TechnoEnvironments describe newly evolving socio-materialities connected to technology in environmental transformations in SEA. TechnoEnvironments are constituted and mediated by material infrastructures, connecting and simultaneously excluding people, things, and ideas. More empirically grounded work is needed in the field of socio-materiality to reveal interlinkages between newly introduced technologies and socio-political realms. We look at how material characteristics of things and technology dictate the particular forms for their conceptualization (Holbraad 2011). According to Latour (2005) we define ‘the social’ as an assembly of human and non-human interactions. We link to Alaimo and Hekman’s (2008) understanding that the non-human realm has signifying force and intersectionality determines human-material connections.

We aim to discuss methods to analyse socio-material imaginaries and practices and to examine the relations that hold them in place and the labours that sustain them (Suchman 2012). We thus need to investigate the specific agential intra-actions determining the boundaries and properties of a phenomena and turn particular embodied concepts meaningful. We are interested in how to research complex socio-material practices to understand ever new relations between the “natural”and the technological, their meanings and imaginaries (Le Cain 2017). Against the background of sustainability discourses, we test transdisciplinary approaches as well as the potential of art-based-research. We warmly welcome short think pieces on

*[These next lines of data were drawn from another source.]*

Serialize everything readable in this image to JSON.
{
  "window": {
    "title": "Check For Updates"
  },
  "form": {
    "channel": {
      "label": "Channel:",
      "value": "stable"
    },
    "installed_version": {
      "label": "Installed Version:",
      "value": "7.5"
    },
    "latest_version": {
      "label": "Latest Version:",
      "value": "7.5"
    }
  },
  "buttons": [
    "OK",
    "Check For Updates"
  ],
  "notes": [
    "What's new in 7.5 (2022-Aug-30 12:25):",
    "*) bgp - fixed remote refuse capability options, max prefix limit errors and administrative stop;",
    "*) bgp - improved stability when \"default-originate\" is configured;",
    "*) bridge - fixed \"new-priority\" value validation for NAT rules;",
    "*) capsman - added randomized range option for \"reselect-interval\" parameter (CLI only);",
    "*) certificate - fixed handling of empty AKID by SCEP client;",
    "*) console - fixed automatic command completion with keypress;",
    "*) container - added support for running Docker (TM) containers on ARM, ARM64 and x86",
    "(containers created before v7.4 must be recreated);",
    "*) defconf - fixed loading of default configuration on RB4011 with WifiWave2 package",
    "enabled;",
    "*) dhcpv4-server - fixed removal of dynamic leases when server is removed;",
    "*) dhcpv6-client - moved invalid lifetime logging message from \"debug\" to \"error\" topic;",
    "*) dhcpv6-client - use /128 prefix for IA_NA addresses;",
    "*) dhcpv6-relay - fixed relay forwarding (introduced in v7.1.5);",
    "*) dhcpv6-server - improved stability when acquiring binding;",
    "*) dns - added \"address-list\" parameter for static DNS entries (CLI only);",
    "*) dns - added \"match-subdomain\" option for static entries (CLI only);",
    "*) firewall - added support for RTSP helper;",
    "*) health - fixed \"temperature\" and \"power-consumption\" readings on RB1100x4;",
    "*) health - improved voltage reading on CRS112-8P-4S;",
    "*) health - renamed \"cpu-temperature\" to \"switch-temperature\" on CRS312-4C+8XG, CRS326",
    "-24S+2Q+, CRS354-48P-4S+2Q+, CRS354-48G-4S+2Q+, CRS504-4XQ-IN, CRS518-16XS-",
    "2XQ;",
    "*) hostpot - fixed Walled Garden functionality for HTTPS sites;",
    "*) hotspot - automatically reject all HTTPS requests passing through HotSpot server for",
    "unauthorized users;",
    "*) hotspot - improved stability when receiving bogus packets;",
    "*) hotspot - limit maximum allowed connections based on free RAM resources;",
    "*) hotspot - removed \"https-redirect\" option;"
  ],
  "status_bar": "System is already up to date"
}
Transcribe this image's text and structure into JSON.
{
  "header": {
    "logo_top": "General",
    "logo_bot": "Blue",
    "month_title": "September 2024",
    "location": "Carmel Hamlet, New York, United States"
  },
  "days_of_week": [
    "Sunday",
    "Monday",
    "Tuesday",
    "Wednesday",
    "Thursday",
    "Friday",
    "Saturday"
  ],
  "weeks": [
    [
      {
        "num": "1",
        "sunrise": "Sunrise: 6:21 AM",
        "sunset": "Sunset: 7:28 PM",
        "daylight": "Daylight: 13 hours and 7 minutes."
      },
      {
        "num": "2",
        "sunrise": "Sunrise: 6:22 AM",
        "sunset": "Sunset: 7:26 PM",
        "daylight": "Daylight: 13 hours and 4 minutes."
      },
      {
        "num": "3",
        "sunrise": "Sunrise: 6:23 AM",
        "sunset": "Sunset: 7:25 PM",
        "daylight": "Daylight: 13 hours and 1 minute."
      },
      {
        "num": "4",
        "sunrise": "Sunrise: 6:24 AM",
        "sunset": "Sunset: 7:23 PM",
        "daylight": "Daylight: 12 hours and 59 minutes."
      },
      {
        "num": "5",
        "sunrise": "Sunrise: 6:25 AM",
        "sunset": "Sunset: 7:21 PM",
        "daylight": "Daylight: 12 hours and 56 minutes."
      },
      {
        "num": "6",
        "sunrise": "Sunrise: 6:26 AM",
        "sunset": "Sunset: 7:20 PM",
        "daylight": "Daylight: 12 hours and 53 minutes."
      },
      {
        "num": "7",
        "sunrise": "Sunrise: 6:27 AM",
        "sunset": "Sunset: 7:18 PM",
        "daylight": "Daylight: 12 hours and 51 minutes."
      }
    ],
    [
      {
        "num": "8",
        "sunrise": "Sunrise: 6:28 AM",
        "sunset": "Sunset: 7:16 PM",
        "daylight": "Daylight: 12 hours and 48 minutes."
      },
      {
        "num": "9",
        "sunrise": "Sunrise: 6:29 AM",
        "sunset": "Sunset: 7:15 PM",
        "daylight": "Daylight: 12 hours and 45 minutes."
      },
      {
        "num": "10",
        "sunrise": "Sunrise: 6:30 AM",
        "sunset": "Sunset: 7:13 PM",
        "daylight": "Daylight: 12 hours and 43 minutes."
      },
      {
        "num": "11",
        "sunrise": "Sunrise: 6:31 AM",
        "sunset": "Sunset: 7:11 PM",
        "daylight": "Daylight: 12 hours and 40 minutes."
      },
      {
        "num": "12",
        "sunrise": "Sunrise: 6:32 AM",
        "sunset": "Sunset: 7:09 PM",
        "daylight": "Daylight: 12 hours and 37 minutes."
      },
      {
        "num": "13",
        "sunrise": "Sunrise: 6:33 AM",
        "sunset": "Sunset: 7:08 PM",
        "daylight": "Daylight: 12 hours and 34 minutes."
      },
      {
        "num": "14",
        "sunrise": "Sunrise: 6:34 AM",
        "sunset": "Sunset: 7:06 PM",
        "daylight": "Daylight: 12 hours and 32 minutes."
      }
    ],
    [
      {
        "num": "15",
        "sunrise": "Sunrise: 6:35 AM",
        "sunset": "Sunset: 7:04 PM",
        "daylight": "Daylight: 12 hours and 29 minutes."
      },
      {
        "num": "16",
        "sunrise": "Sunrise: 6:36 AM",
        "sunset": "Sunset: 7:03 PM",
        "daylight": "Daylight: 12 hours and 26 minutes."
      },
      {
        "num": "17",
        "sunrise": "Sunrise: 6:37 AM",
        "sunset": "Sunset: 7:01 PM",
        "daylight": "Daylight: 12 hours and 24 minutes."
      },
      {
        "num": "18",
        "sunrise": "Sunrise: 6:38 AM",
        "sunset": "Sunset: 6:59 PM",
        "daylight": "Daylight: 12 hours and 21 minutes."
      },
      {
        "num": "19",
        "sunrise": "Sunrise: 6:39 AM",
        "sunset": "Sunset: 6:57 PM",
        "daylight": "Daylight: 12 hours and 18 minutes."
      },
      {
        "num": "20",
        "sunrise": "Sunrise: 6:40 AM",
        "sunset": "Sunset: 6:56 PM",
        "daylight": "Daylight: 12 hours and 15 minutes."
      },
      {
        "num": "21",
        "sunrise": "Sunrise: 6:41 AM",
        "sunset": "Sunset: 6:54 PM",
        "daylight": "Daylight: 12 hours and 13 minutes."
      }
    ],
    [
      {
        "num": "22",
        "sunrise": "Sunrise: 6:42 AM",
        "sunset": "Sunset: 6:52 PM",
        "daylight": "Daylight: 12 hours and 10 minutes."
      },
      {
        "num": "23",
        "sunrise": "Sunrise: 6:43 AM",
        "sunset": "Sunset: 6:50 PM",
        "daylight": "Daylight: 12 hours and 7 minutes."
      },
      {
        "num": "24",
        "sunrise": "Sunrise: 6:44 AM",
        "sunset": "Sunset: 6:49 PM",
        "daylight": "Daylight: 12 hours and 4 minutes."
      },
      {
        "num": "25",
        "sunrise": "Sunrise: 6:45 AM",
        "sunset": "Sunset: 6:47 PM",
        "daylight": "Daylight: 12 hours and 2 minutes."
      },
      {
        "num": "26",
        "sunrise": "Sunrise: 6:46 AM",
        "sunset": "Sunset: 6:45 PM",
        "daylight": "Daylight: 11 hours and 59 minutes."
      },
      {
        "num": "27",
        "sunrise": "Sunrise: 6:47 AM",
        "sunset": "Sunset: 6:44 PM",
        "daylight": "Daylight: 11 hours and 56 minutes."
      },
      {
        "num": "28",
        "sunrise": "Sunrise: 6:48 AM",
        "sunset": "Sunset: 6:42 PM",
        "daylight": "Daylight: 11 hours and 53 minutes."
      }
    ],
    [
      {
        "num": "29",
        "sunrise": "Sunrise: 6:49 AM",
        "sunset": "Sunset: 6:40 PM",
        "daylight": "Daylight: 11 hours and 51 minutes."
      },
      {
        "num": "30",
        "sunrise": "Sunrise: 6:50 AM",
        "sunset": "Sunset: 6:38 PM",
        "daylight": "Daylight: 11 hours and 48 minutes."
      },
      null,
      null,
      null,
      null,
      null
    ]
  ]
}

• How do the conceptualizations of TechnoEnvironments travel globally and are implemented locally? Which knowledge is produced by whom, for whom and transferred?
• How does intersectionality play a role in thinking about socio-materialities in respect to class, race and gender for example in defining technology as male and ‘nature’ as female?
• How can a transdisciplinary research approach involve different knowledge producers under semi-authoritarian conditions and for example employ art-based-research? We invite contributions coming from STS (Science and technology studies), sustainability science, environmental anthropology and area studies to contribute to an interactive workshop. Conveners will present the results of these meetings to a larger audience at the end of the conference.